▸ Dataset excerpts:

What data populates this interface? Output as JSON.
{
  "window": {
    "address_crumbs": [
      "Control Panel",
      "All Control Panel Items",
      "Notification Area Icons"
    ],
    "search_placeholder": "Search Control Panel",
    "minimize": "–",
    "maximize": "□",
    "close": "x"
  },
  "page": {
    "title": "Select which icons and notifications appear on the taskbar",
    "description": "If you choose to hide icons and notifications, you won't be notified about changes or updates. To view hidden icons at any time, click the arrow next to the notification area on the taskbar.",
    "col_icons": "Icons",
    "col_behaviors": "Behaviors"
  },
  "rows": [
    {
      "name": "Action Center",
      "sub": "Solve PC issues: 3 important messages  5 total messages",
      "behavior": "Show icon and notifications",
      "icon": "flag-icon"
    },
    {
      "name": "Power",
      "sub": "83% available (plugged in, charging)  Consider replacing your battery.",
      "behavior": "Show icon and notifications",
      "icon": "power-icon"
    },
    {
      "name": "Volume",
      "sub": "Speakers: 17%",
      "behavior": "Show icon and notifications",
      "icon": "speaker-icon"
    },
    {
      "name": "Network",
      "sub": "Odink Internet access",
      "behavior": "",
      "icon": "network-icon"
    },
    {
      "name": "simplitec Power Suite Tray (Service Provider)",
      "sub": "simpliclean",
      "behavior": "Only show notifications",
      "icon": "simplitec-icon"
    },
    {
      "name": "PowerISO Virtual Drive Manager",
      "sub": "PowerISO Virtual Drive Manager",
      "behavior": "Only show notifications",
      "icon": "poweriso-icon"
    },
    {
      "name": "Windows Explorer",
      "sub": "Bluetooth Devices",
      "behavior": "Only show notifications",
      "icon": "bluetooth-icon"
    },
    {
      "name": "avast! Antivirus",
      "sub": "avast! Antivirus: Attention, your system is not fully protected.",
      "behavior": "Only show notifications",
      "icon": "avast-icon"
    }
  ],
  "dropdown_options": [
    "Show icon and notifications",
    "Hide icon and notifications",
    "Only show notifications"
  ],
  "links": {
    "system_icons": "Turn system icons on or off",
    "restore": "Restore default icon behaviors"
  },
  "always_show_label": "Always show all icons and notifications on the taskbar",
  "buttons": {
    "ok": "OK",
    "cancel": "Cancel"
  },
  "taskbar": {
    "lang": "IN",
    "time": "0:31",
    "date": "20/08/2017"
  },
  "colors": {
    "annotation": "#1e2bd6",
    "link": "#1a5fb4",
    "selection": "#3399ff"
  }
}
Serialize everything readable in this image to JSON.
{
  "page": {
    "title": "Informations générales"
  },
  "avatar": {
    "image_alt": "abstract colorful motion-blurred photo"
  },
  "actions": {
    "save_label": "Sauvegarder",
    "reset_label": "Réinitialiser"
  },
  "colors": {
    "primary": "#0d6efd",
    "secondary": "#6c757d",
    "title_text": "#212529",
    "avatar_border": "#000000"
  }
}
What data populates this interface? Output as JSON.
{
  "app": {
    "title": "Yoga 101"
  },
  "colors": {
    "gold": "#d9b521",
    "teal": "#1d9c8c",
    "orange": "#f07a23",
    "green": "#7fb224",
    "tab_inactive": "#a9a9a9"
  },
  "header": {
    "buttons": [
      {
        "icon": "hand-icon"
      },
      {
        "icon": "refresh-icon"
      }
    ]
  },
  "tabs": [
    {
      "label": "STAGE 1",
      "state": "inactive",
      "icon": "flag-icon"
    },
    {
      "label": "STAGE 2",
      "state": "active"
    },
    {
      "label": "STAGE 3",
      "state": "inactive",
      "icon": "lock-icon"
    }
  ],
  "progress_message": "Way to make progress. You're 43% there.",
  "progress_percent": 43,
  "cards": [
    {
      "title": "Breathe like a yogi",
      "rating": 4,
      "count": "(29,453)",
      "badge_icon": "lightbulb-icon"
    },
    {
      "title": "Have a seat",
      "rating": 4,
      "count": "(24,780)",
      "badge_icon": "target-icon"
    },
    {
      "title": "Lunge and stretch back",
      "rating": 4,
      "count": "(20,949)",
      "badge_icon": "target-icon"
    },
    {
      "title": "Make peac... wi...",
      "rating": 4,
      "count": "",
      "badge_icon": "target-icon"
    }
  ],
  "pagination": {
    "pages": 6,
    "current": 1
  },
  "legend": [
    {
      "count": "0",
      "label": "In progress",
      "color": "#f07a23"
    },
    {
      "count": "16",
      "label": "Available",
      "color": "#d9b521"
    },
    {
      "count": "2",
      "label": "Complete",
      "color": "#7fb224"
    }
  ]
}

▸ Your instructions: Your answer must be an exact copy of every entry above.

▸ Output below:
What data populates this interface? Output as JSON.
{
  "window": {
    "address_crumbs": [
      "Control Panel",
      "All Control Panel Items",
      "Notification Area Icons"
    ],
    "search_placeholder": "Search Control Panel",
    "minimize": "–",
    "maximize": "□",
    "close": "x"
  },
  "page": {
    "title": "Select which icons and notifications appear on the taskbar",
    "description": "If you choose to hide icons and notifications, you won't be notified about changes or updates. To view hidden icons at any time, click the arrow next to the notification area on the taskbar.",
    "col_icons": "Icons",
    "col_behaviors": "Behaviors"
  },
  "rows": [
    {
      "name": "Action Center",
      "sub": "Solve PC issues: 3 important messages  5 total messages",
      "behavior": "Show icon and notifications",
      "icon": "flag-icon"
    },
    {
      "name": "Power",
      "sub": "83% available (plugged in, charging)  Consider replacing your battery.",
      "behavior": "Show icon and notifications",
      "icon": "power-icon"
    },
    {
      "name": "Volume",
      "sub": "Speakers: 17%",
      "behavior": "Show icon and notifications",
      "icon": "speaker-icon"
    },
    {
      "name": "Network",
      "sub": "Odink Internet access",
      "behavior": "",
      "icon": "network-icon"
    },
    {
      "name": "simplitec Power Suite Tray (Service Provider)",
      "sub": "simpliclean",
      "behavior": "Only show notifications",
      "icon": "simplitec-icon"
    },
    {
      "name": "PowerISO Virtual Drive Manager",
      "sub": "PowerISO Virtual Drive Manager",
      "behavior": "Only show notifications",
      "icon": "poweriso-icon"
    },
    {
      "name": "Windows Explorer",
      "sub": "Bluetooth Devices",
      "behavior": "Only show notifications",
      "icon": "bluetooth-icon"
    },
    {
      "name": "avast! Antivirus",
      "sub": "avast! Antivirus: Attention, your system is not fully protected.",
      "behavior": "Only show notifications",
      "icon": "avast-icon"
    }
  ],
  "dropdown_options": [
    "Show icon and notifications",
    "Hide icon and notifications",
    "Only show notifications"
  ],
  "links": {
    "system_icons": "Turn system icons on or off",
    "restore": "Restore default icon behaviors"
  },
  "always_show_label": "Always show all icons and notifications on the taskbar",
  "buttons": {
    "ok": "OK",
    "cancel": "Cancel"
  },
  "taskbar": {
    "lang": "IN",
    "time": "0:31",
    "date": "20/08/2017"
  },
  "colors": {
    "annotation": "#1e2bd6",
    "link": "#1a5fb4",
    "selection": "#3399ff"
  }
}
Serialize everything readable in this image to JSON.
{
  "page": {
    "title": "Informations générales"
  },
  "avatar": {
    "image_alt": "abstract colorful motion-blurred photo"
  },
  "actions": {
    "save_label": "Sauvegarder",
    "reset_label": "Réinitialiser"
  },
  "colors": {
    "primary": "#0d6efd",
    "secondary": "#6c757d",
    "title_text": "#212529",
    "avatar_border": "#000000"
  }
}
What data populates this interface? Output as JSON.
{
  "app": {
    "title": "Yoga 101"
  },
  "colors": {
    "gold": "#d9b521",
    "teal": "#1d9c8c",
    "orange": "#f07a23",
    "green": "#7fb224",
    "tab_inactive": "#a9a9a9"
  },
  "header": {
    "buttons": [
      {
        "icon": "hand-icon"
      },
      {
        "icon": "refresh-icon"
      }
    ]
  },
  "tabs": [
    {
      "label": "STAGE 1",
      "state": "inactive",
      "icon": "flag-icon"
    },
    {
      "label": "STAGE 2",
      "state": "active"
    },
    {
      "label": "STAGE 3",
      "state": "inactive",
      "icon": "lock-icon"
    }
  ],
  "progress_message": "Way to make progress. You're 43% there.",
  "progress_percent": 43,
  "cards": [
    {
      "title": "Breathe like a yogi",
      "rating": 4,
      "count": "(29,453)",
      "badge_icon": "lightbulb-icon"
    },
    {
      "title": "Have a seat",
      "rating": 4,
      "count": "(24,780)",
      "badge_icon": "target-icon"
    },
    {
      "title": "Lunge and stretch back",
      "rating": 4,
      "count": "(20,949)",
      "badge_icon": "target-icon"
    },
    {
      "title": "Make peac... wi...",
      "rating": 4,
      "count": "",
      "badge_icon": "target-icon"
    }
  ],
  "pagination": {
    "pages": 6,
    "current": 1
  },
  "legend": [
    {
      "count": "0",
      "label": "In progress",
      "color": "#f07a23"
    },
    {
      "count": "16",
      "label": "Available",
      "color": "#d9b521"
    },
    {
      "count": "2",
      "label": "Complete",
      "color": "#7fb224"
    }
  ]
}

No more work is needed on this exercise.